Task item: The entries below are to be retyped exactly. Preserve every word.

Stored items from a collection:

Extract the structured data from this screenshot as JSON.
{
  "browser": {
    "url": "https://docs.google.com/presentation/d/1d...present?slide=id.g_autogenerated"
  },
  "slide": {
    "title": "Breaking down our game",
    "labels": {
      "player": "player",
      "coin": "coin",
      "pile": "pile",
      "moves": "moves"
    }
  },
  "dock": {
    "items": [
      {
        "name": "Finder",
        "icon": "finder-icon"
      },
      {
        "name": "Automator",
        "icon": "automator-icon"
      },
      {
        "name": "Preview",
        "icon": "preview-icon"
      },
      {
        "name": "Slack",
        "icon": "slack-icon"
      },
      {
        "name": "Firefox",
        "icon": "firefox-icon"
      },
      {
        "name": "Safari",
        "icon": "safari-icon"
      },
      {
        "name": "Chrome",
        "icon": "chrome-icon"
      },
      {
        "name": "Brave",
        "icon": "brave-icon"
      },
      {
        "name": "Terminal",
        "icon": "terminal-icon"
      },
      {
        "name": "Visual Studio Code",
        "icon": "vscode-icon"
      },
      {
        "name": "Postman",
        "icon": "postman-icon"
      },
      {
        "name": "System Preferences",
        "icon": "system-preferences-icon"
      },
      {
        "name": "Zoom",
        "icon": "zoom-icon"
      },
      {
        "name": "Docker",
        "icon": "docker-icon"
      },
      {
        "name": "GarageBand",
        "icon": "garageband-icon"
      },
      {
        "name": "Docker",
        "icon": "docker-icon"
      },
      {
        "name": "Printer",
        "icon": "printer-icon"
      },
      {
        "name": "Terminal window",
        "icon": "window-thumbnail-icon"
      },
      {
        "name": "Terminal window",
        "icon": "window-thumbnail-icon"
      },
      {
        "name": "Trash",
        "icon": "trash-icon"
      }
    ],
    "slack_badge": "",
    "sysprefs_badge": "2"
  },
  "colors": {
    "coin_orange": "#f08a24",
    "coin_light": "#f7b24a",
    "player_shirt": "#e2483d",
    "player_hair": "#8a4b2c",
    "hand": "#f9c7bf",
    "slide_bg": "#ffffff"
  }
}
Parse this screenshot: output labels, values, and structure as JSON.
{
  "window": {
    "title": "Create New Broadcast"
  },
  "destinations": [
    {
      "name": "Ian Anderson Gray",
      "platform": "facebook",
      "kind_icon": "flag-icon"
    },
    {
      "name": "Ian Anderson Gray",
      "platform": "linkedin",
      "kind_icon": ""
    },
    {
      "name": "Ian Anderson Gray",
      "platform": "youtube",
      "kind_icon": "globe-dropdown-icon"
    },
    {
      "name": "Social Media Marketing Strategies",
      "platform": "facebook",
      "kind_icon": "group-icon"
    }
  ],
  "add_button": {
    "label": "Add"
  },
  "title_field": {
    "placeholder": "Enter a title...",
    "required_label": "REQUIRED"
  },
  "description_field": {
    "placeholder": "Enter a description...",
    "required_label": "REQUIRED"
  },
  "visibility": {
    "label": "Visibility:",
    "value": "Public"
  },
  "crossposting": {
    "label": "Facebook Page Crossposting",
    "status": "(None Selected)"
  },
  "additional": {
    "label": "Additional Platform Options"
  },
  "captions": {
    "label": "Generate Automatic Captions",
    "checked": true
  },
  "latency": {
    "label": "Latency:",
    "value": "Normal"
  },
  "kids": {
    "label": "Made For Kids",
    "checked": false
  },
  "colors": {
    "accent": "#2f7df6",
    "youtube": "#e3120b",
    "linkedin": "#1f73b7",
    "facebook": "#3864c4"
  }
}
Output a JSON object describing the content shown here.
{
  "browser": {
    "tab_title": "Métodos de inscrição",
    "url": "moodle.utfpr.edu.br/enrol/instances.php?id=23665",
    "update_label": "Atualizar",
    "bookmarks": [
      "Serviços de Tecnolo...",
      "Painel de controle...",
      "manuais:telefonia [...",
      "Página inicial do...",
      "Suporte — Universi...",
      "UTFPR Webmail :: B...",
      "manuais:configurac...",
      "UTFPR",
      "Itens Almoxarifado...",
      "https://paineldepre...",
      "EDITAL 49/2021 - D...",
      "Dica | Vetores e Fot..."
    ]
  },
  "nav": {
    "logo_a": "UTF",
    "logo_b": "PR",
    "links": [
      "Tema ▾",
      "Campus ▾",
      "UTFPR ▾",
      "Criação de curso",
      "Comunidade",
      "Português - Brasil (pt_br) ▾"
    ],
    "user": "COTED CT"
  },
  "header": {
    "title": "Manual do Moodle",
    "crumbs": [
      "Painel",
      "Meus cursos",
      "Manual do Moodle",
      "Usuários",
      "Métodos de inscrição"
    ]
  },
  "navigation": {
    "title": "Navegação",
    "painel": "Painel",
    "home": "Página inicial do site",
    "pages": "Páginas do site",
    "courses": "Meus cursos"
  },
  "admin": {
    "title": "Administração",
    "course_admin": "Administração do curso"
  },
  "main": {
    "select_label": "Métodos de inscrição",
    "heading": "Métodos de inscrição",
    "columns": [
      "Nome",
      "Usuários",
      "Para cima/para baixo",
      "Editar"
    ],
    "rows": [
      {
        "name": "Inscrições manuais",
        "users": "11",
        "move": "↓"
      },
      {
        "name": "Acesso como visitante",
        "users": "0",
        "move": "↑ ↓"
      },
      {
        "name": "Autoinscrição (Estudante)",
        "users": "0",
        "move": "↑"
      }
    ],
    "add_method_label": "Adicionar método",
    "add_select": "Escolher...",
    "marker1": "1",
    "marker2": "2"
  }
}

Exercise answer:
Extract the structured data from this screenshot as JSON.
{
  "browser": {
    "url": "https://docs.google.com/presentation/d/1d...present?slide=id.g_autogenerated"
  },
  "slide": {
    "title": "Breaking down our game",
    "labels": {
      "player": "player",
      "coin": "coin",
      "pile": "pile",
      "moves": "moves"
    }
  },
  "dock": {
    "items": [
      {
        "name": "Finder",
        "icon": "finder-icon"
      },
      {
        "name": "Automator",
        "icon": "automator-icon"
      },
      {
        "name": "Preview",
        "icon": "preview-icon"
      },
      {
        "name": "Slack",
        "icon": "slack-icon"
      },
      {
        "name": "Firefox",
        "icon": "firefox-icon"
      },
      {
        "name": "Safari",
        "icon": "safari-icon"
      },
      {
        "name": "Chrome",
        "icon": "chrome-icon"
      },
      {
        "name": "Brave",
        "icon": "brave-icon"
      },
      {
        "name": "Terminal",
        "icon": "terminal-icon"
      },
      {
        "name": "Visual Studio Code",
        "icon": "vscode-icon"
      },
      {
        "name": "Postman",
        "icon": "postman-icon"
      },
      {
        "name": "System Preferences",
        "icon": "system-preferences-icon"
      },
      {
        "name": "Zoom",
        "icon": "zoom-icon"
      },
      {
        "name": "Docker",
        "icon": "docker-icon"
      },
      {
        "name": "GarageBand",
        "icon": "garageband-icon"
      },
      {
        "name": "Docker",
        "icon": "docker-icon"
      },
      {
        "name": "Printer",
        "icon": "printer-icon"
      },
      {
        "name": "Terminal window",
        "icon": "window-thumbnail-icon"
      },
      {
        "name": "Terminal window",
        "icon": "window-thumbnail-icon"
      },
      {
        "name": "Trash",
        "icon": "trash-icon"
      }
    ],
    "slack_badge": "",
    "sysprefs_badge": "2"
  },
  "colors": {
    "coin_orange": "#f08a24",
    "coin_light": "#f7b24a",
    "player_shirt": "#e2483d",
    "player_hair": "#8a4b2c",
    "hand": "#f9c7bf",
    "slide_bg": "#ffffff"
  }
}
Parse this screenshot: output labels, values, and structure as JSON.
{
  "window": {
    "title": "Create New Broadcast"
  },
  "destinations": [
    {
      "name": "Ian Anderson Gray",
      "platform": "facebook",
      "kind_icon": "flag-icon"
    },
    {
      "name": "Ian Anderson Gray",
      "platform": "linkedin",
      "kind_icon": ""
    },
    {
      "name": "Ian Anderson Gray",
      "platform": "youtube",
      "kind_icon": "globe-dropdown-icon"
    },
    {
      "name": "Social Media Marketing Strategies",
      "platform": "facebook",
      "kind_icon": "group-icon"
    }
  ],
  "add_button": {
    "label": "Add"
  },
  "title_field": {
    "placeholder": "Enter a title...",
    "required_label": "REQUIRED"
  },
  "description_field": {
    "placeholder": "Enter a description...",
    "required_label": "REQUIRED"
  },
  "visibility": {
    "label": "Visibility:",
    "value": "Public"
  },
  "crossposting": {
    "label": "Facebook Page Crossposting",
    "status": "(None Selected)"
  },
  "additional": {
    "label": "Additional Platform Options"
  },
  "captions": {
    "label": "Generate Automatic Captions",
    "checked": true
  },
  "latency": {
    "label": "Latency:",
    "value": "Normal"
  },
  "kids": {
    "label": "Made For Kids",
    "checked": false
  },
  "colors": {
    "accent": "#2f7df6",
    "youtube": "#e3120b",
    "linkedin": "#1f73b7",
    "facebook": "#3864c4"
  }
}
Output a JSON object describing the content shown here.
{
  "browser": {
    "tab_title": "Métodos de inscrição",
    "url": "moodle.utfpr.edu.br/enrol/instances.php?id=23665",
    "update_label": "Atualizar",
    "bookmarks": [
      "Serviços de Tecnolo...",
      "Painel de controle...",
      "manuais:telefonia [...",
      "Página inicial do...",
      "Suporte — Universi...",
      "UTFPR Webmail :: B...",
      "manuais:configurac...",
      "UTFPR",
      "Itens Almoxarifado...",
      "https://paineldepre...",
      "EDITAL 49/2021 - D...",
      "Dica | Vetores e Fot..."
    ]
  },
  "nav": {
    "logo_a": "UTF",
    "logo_b": "PR",
    "links": [
      "Tema ▾",
      "Campus ▾",
      "UTFPR ▾",
      "Criação de curso",
      "Comunidade",
      "Português - Brasil (pt_br) ▾"
    ],
    "user": "COTED CT"
  },
  "header": {
    "title": "Manual do Moodle",
    "crumbs": [
      "Painel",
      "Meus cursos",
      "Manual do Moodle",
      "Usuários",
      "Métodos de inscrição"
    ]
  },
  "navigation": {
    "title": "Navegação",
    "painel": "Painel",
    "home": "Página inicial do site",
    "pages": "Páginas do site",
    "courses": "Meus cursos"
  },
  "admin": {
    "title": "Administração",
    "course_admin": "Administração do curso"
  },
  "main": {
    "select_label": "Métodos de inscrição",
    "heading": "Métodos de inscrição",
    "columns": [
      "Nome",
      "Usuários",
      "Para cima/para baixo",
      "Editar"
    ],
    "rows": [
      {
        "name": "Inscrições manuais",
        "users": "11",
        "move": "↓"
      },
      {
        "name": "Acesso como visitante",
        "users": "0",
        "move": "↑ ↓"
      },
      {
        "name": "Autoinscrição (Estudante)",
        "users": "0",
        "move": "↑"
      }
    ],
    "add_method_label": "Adicionar método",
    "add_select": "Escolher...",
    "marker1": "1",
    "marker2": "2"
  }
}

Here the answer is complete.